- _Assignment_
Return the entries that follow exactly, with no images.

Entries from a dataset of interfaces
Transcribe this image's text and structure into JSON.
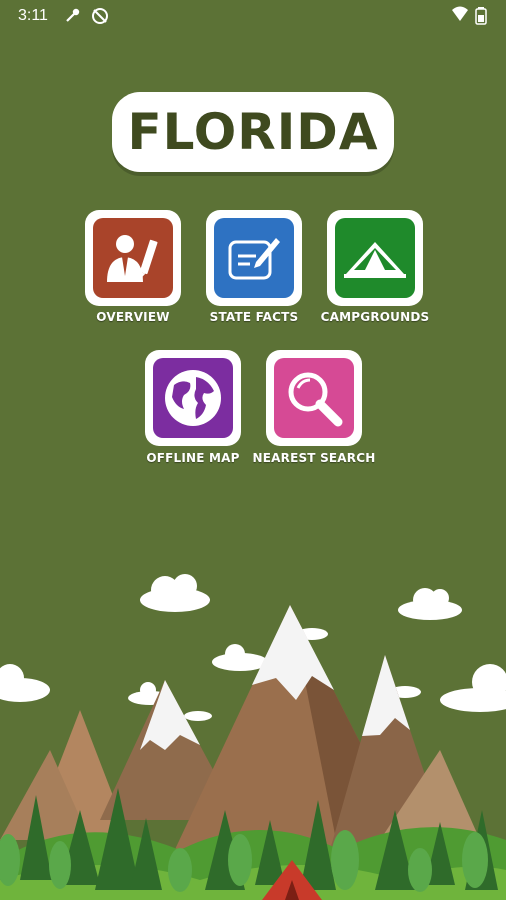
{
  "status_bar": {
    "time": "3:11"
  },
  "app": {
    "title": "FLORIDA"
  },
  "menu": {
    "overview": {
      "label": "OVERVIEW",
      "color": "#a9442a"
    },
    "state_facts": {
      "label": "STATE FACTS",
      "color": "#2e72c2"
    },
    "campgrounds": {
      "label": "CAMPGROUNDS",
      "color": "#1f8a2b"
    },
    "offline_map": {
      "label": "OFFLINE MAP",
      "color": "#7c2da0"
    },
    "nearest_search": {
      "label": "NEAREST SEARCH",
      "color": "#d64a95"
    }
  },
  "colors": {
    "background": "#5c7236",
    "title_text": "#3f4a1f"
  }
}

- _Solution to this problem_
Transcribe this image's text and structure into JSON.
{
  "status_bar": {
    "time": "3:11"
  },
  "app": {
    "title": "FLORIDA"
  },
  "menu": {
    "overview": {
      "label": "OVERVIEW",
      "color": "#a9442a"
    },
    "state_facts": {
      "label": "STATE FACTS",
      "color": "#2e72c2"
    },
    "campgrounds": {
      "label": "CAMPGROUNDS",
      "color": "#1f8a2b"
    },
    "offline_map": {
      "label": "OFFLINE MAP",
      "color": "#7c2da0"
    },
    "nearest_search": {
      "label": "NEAREST SEARCH",
      "color": "#d64a95"
    }
  },
  "colors": {
    "background": "#5c7236",
    "title_text": "#3f4a1f"
  }
}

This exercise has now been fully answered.